Now in its 23rd year, the Kachemak Bay Shorebird Festival has settled into a weekend- long wildlife festival that goes like this:
• Spring arrives, and birds start showing up;
• In late April and early May, dozens of species and thousands of shorebirds ar- rive in Kachemak Bay;
• Homer, Alaska, Lower 48 and even for- eign birders dust off their binoculars and start watching the birds;
Sixteen million men and women served in World War II. Of those, 2 million remain alive. As that generation ages, organizations around the country work to make sure they get one last hurrah: an all-expense paid trip from their homes to Washington, D.C., to see war memorials and other sites.
“We feel a sense of urgency. These guys are going away 600 a day,” said Ron Travis, orga-
Spring has come, and with it a possible 40 species of shorebirds that have arrived in Homer during their annual migration. While the shorebirds can be seen whirling in great flocks over Mud Bay or feeding alone at nearby sloughs, for the novice birder, identifying them can be tricky. They aren’t the most colorful of birds, and most have subtle variations of tan, white and brown, which can make them hard to distinguish from each other, particularly against the beach or sky.

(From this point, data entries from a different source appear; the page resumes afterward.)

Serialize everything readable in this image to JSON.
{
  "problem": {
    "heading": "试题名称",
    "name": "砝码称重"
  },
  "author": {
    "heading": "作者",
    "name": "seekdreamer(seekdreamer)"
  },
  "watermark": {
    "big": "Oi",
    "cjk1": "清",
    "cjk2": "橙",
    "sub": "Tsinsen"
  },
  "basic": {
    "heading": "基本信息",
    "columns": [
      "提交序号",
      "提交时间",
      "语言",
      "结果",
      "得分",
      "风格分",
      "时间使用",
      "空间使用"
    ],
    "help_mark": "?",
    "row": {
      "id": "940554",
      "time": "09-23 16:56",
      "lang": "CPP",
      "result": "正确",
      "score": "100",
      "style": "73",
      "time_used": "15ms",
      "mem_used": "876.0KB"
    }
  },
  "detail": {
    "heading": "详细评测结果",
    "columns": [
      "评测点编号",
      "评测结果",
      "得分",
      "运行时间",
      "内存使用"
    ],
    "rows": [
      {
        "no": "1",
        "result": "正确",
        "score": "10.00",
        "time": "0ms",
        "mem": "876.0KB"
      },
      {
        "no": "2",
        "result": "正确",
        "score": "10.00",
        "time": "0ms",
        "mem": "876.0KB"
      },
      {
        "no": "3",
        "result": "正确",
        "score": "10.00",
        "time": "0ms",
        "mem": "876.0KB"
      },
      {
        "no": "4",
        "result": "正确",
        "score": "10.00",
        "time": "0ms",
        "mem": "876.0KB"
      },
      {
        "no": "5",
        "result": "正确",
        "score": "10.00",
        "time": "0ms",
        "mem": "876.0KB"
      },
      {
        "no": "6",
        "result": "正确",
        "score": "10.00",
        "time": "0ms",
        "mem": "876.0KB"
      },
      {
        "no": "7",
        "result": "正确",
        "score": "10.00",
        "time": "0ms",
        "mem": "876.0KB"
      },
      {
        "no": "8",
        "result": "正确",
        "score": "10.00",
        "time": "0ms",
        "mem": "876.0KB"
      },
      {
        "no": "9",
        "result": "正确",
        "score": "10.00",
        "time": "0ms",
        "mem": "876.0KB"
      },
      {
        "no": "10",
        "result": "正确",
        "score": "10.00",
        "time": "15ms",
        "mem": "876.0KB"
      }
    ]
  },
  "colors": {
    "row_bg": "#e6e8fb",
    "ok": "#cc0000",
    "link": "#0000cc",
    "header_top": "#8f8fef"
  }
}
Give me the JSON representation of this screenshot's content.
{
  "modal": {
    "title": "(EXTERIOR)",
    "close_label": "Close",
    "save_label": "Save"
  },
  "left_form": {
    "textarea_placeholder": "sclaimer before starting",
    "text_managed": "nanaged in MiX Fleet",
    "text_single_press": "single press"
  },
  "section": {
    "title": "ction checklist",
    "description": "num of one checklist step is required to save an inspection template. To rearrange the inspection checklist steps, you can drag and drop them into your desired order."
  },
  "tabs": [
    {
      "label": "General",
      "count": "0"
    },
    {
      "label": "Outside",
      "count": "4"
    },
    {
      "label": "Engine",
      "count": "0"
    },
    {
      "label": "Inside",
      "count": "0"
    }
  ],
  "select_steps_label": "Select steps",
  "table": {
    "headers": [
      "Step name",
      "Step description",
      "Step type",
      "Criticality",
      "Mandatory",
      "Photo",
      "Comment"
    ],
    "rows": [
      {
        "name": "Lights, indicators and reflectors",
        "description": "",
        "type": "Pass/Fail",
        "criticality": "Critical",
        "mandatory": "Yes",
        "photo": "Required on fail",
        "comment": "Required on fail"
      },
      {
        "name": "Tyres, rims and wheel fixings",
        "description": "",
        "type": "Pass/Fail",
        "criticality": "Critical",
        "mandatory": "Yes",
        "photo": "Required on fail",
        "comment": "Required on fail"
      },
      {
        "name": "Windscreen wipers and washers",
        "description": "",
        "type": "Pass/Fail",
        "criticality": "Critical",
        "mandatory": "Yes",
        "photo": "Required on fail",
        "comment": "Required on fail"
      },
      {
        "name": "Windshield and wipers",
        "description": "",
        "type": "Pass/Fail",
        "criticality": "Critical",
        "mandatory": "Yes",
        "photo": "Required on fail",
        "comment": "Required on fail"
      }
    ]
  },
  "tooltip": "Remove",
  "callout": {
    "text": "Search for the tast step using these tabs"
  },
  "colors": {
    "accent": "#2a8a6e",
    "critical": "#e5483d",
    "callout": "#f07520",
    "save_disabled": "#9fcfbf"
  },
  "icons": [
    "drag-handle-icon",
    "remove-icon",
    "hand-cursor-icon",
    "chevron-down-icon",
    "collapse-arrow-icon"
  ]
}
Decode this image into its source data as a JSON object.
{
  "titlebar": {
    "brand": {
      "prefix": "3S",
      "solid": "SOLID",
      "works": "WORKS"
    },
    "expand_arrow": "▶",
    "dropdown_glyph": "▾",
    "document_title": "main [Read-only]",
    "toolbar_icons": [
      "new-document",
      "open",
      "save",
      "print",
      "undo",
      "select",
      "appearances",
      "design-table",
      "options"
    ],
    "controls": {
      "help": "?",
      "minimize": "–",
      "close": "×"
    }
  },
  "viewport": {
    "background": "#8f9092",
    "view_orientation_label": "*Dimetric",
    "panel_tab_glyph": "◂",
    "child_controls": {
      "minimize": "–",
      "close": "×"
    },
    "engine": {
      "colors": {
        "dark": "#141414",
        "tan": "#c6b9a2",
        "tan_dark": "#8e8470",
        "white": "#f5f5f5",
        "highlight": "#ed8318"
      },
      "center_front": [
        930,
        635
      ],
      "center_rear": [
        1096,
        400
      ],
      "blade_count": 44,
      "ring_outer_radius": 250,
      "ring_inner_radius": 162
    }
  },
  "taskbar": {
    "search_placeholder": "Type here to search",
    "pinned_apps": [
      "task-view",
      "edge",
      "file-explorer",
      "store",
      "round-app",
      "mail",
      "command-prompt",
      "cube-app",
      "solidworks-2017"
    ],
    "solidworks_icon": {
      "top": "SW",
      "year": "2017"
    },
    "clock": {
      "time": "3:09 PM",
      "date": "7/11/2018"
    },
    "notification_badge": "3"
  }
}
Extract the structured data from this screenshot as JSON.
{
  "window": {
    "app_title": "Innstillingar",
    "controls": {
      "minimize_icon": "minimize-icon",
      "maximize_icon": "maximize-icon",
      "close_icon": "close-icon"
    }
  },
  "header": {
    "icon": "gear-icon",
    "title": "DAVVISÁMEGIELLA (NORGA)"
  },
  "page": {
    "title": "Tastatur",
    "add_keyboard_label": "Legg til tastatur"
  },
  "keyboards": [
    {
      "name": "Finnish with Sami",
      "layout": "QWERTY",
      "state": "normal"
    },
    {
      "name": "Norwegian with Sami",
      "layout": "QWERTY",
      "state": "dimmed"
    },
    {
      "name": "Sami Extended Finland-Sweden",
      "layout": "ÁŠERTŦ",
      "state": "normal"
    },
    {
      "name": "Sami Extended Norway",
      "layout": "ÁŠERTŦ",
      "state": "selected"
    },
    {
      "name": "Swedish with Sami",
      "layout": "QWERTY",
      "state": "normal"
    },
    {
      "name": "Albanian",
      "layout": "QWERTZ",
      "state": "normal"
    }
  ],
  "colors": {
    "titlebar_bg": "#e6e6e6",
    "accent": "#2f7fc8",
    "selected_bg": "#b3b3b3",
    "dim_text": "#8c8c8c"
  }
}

Kenai Peninsula Borough School District dropout rates have steadily declined for the past five years.
At the end of the 2013-14 school year, 2.8 percent of students in grades 7-12 dropped out district wide, according to the Alaska Department of Education and Early Development. The average between the end of the 2007 and 2010 school years was 4.3 percent.
The rate is also declining nationwide, and hit a record low at 7 percent, according to a 2014 report by the Pew Research Center.
In two actions on Monday night, the Homer City Council loosened up restrictions for a West Hill Road area subdivision and put up for sale several lots in the city’s inventory, including some parcels in that subdivision, the Lillian Walli subdivision.
The sign at 34020 North Fork Road, just east of Coastal Realty at the corner of North Fork Road and the Sterling Highway, says it all: The Anchor Point Public Library is open for business at its new location.
Even better: the location is permanent, thanks to Bob Craig, the library board president, and his wife, Lora, the librarian.
The Craigs purchased the building — including two apartments, a 2,800-square-foot space formerly occupied by the New Image Salon and 29 storage units — in September.
One, two, three, four…
Step after step. Step after step. Thousands of steps are adding up into millions of steps all in one tiny town across Kachemak Bay.
Despite the odd spring weather, the roads and beaches of Seldovia have had a little extra traffic — not from vehicles, but pedestrians.
In March of this year, the Seldovia Village Tribe, or SVT, launched a nine-week walking challenge. Participants were given free pedometers and asked to log their steps each day.
As spring bursts around the state, Alaskans note the changing of the season in many ways. Sandhill cranes arrive. The first float plane lands on Beluga Lake. Crocuses pop up.
Earlier this month, for some local agricultural producers, the buzz — pun very much intended — was all about the tiniest critter Alaskans raise.
At Linda Gorman’s home on McLay Road off East End Road, on a sunny Saturday, Homer’s beekeepers came together to pick up deliveries of bees.